* **Exercise aim**
From the records below, copy each line in which the string "arrow" occurs.

* **Data**
_____

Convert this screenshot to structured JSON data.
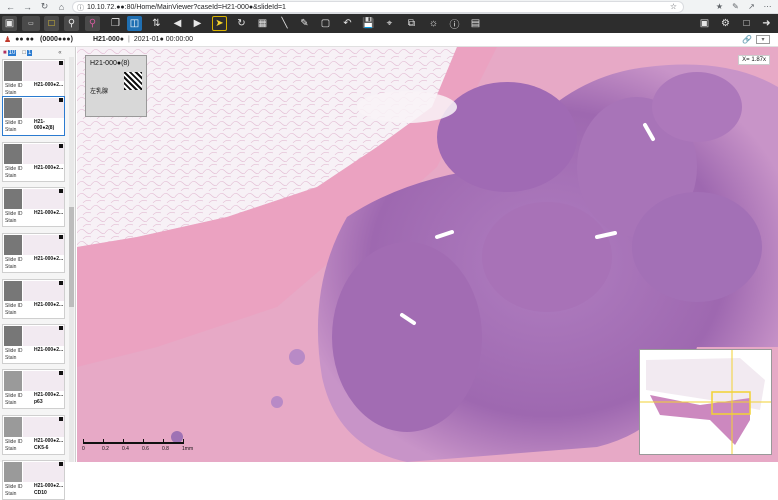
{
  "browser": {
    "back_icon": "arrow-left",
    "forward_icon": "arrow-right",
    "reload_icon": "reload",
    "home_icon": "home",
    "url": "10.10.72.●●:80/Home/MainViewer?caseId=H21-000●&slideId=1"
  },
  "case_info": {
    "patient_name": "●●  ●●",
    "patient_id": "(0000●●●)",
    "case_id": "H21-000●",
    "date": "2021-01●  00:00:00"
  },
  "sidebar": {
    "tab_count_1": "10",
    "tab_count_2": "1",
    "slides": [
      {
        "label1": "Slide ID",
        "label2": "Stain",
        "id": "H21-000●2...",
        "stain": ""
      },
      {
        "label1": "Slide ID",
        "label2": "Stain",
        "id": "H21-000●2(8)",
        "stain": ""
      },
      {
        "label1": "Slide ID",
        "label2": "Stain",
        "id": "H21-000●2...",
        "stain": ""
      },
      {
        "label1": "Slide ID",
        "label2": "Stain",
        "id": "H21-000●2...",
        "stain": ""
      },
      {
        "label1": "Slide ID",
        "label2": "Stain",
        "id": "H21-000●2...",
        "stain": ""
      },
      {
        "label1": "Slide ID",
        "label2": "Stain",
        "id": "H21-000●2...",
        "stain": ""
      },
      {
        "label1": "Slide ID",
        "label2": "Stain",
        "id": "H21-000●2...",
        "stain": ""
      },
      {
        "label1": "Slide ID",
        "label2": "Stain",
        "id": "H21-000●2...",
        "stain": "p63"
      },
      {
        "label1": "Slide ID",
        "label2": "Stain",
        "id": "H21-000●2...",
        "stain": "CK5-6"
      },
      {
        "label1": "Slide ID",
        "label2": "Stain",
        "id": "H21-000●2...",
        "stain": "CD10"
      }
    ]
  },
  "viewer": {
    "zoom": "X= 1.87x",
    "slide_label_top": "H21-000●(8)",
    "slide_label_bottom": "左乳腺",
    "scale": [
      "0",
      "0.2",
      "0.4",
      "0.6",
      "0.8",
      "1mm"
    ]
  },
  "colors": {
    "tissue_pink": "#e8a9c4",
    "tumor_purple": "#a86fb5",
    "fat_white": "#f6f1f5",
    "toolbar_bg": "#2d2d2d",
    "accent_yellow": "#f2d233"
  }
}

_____

* **Task output**
    "back_icon": "arrow-left",
    "forward_icon": "arrow-right",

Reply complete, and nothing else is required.